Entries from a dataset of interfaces
»»

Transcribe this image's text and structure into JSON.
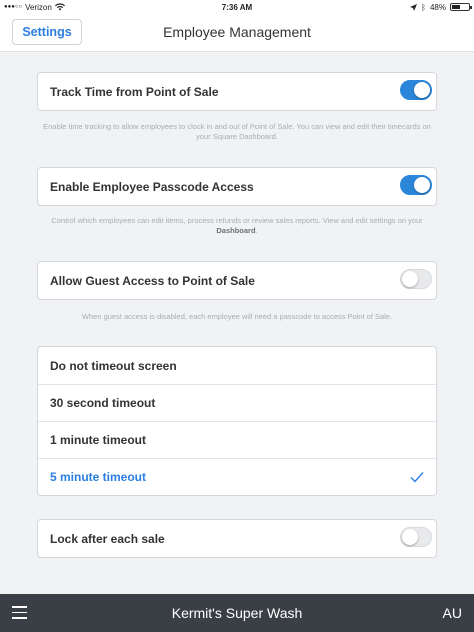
{
  "status_bar": {
    "carrier": "Verizon",
    "time": "7:36 AM",
    "battery_text": "48%",
    "battery_level": 0.48
  },
  "nav": {
    "back_label": "Settings",
    "title": "Employee Management"
  },
  "track_time": {
    "label": "Track Time from Point of Sale",
    "enabled": true,
    "hint": "Enable time tracking to allow employees to clock in and out of Point of Sale. You can view and edit their timecards on your Square Dashboard."
  },
  "passcode": {
    "label": "Enable Employee Passcode Access",
    "enabled": true,
    "hint_part1": "Control which employees can edit items, process refunds or review sales reports. View and edit settings on your ",
    "hint_link": "Dashboard",
    "hint_part2": "."
  },
  "guest": {
    "label": "Allow Guest Access to Point of Sale",
    "enabled": false,
    "hint": "When guest access is disabled, each employee will need a passcode to access Point of Sale."
  },
  "timeout": {
    "options": [
      "Do not timeout screen",
      "30 second timeout",
      "1 minute timeout",
      "5 minute timeout"
    ],
    "selected": "5 minute timeout"
  },
  "lock": {
    "label": "Lock after each sale",
    "enabled": false
  },
  "bottom_bar": {
    "business_name": "Kermit's Super Wash",
    "initials": "AU"
  },
  "colors": {
    "accent": "#2b7fe0",
    "toggle_on": "#2b86d9",
    "bottom_bar": "#3a3f45"
  }
}
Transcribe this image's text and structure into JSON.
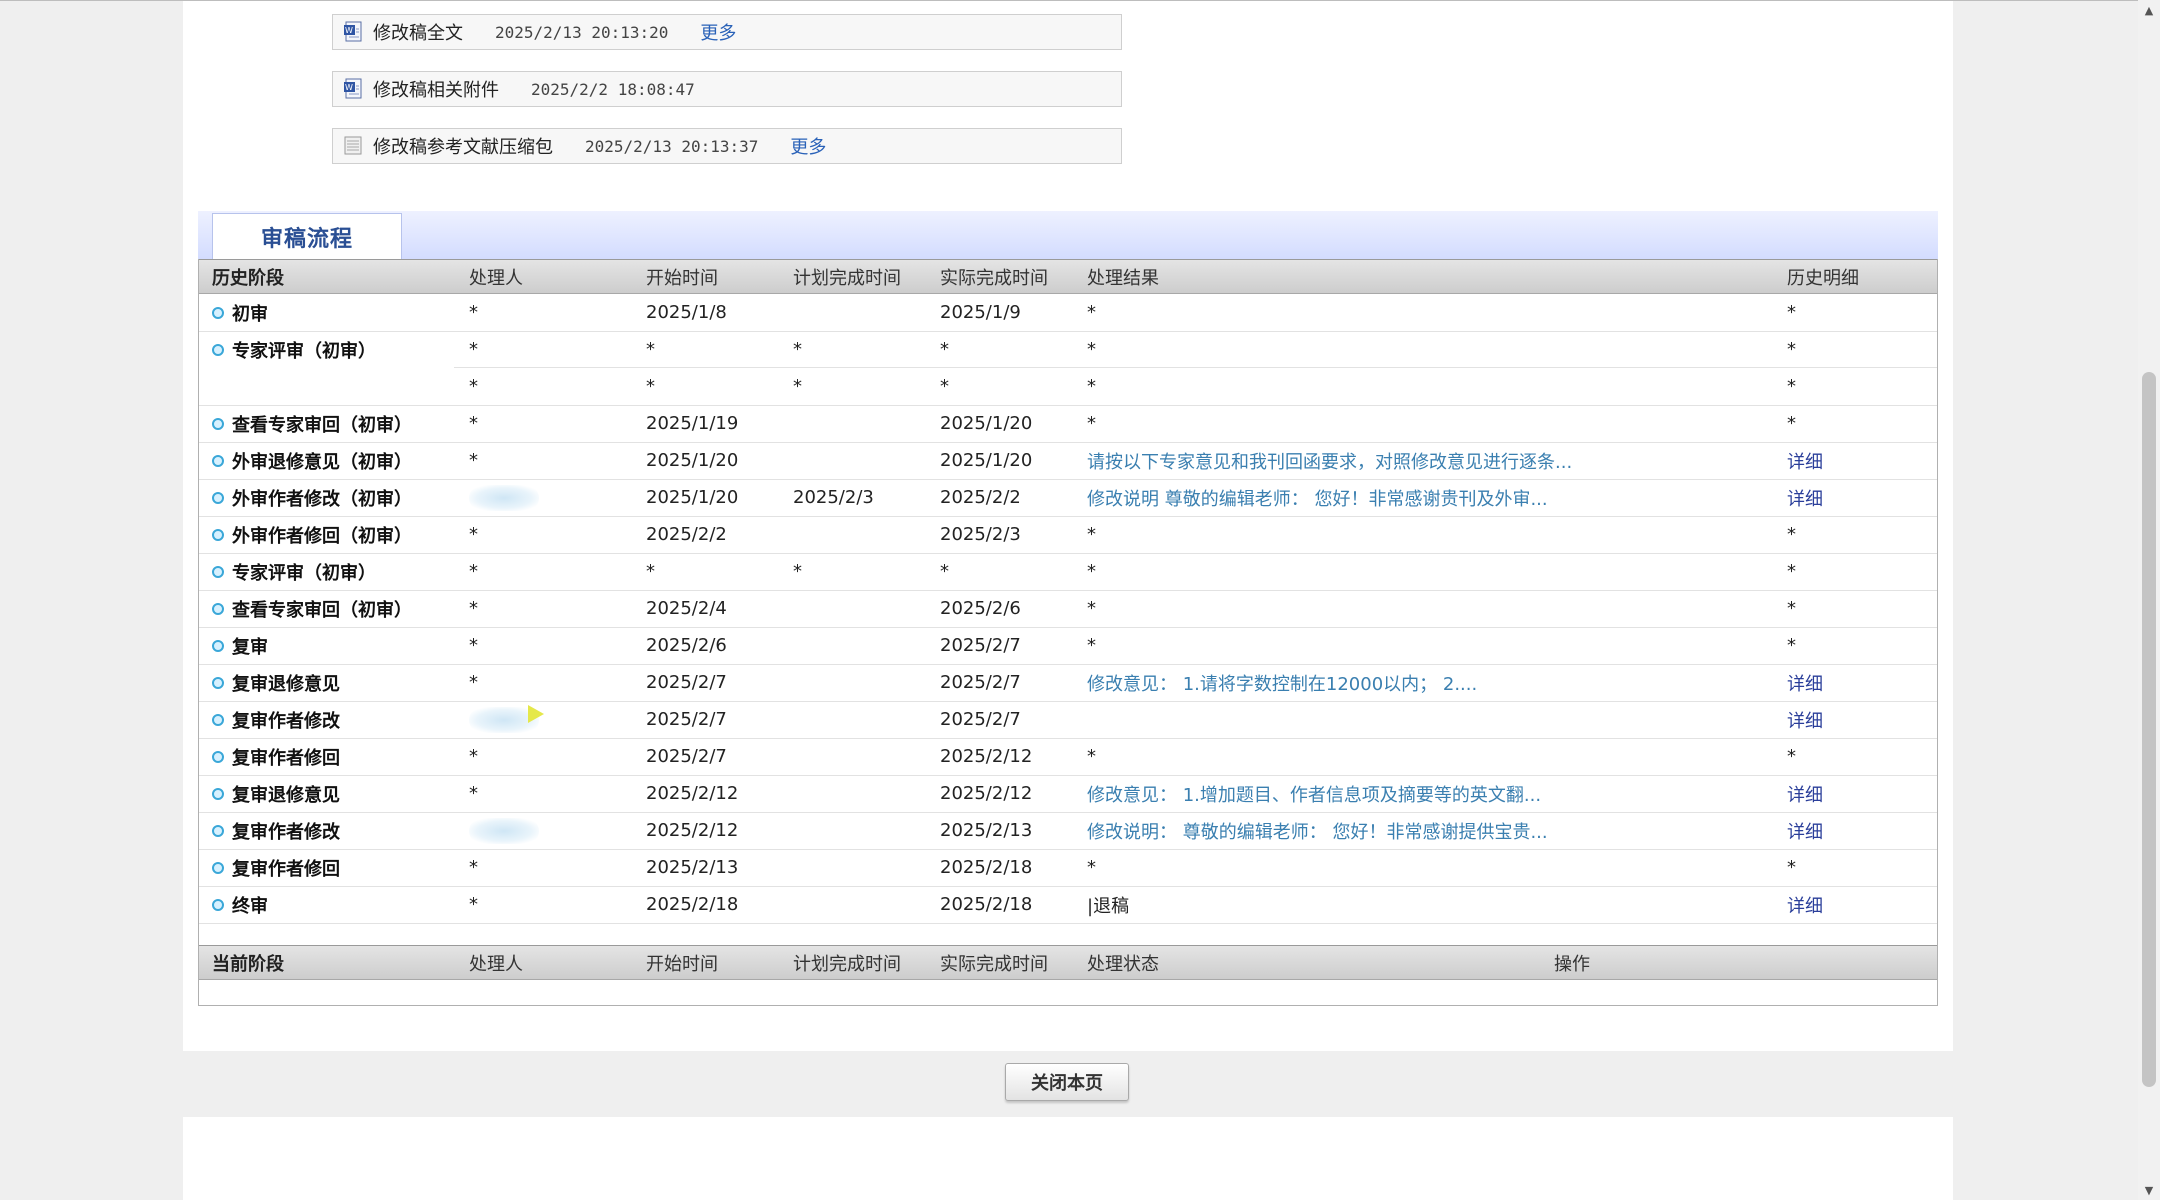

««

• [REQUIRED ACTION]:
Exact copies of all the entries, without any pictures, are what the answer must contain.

• [FINAL ANSWER]:
Transcribe this image's text and structure into JSON.
{
  "status_bar": {
    "carrier": "Verizon",
    "time": "7:36 AM",
    "battery_text": "48%",
    "battery_level": 0.48
  },
  "nav": {
    "back_label": "Settings",
    "title": "Employee Management"
  },
  "track_time": {
    "label": "Track Time from Point of Sale",
    "enabled": true,
    "hint": "Enable time tracking to allow employees to clock in and out of Point of Sale. You can view and edit their timecards on your Square Dashboard."
  },
  "passcode": {
    "label": "Enable Employee Passcode Access",
    "enabled": true,
    "hint_part1": "Control which employees can edit items, process refunds or review sales reports. View and edit settings on your ",
    "hint_link": "Dashboard",
    "hint_part2": "."
  },
  "guest": {
    "label": "Allow Guest Access to Point of Sale",
    "enabled": false,
    "hint": "When guest access is disabled, each employee will need a passcode to access Point of Sale."
  },
  "timeout": {
    "options": [
      "Do not timeout screen",
      "30 second timeout",
      "1 minute timeout",
      "5 minute timeout"
    ],
    "selected": "5 minute timeout"
  },
  "lock": {
    "label": "Lock after each sale",
    "enabled": false
  },
  "bottom_bar": {
    "business_name": "Kermit's Super Wash",
    "initials": "AU"
  },
  "colors": {
    "accent": "#2b7fe0",
    "toggle_on": "#2b86d9",
    "bottom_bar": "#3a3f45"
  }
}
Transcribe this image's text and structure into JSON.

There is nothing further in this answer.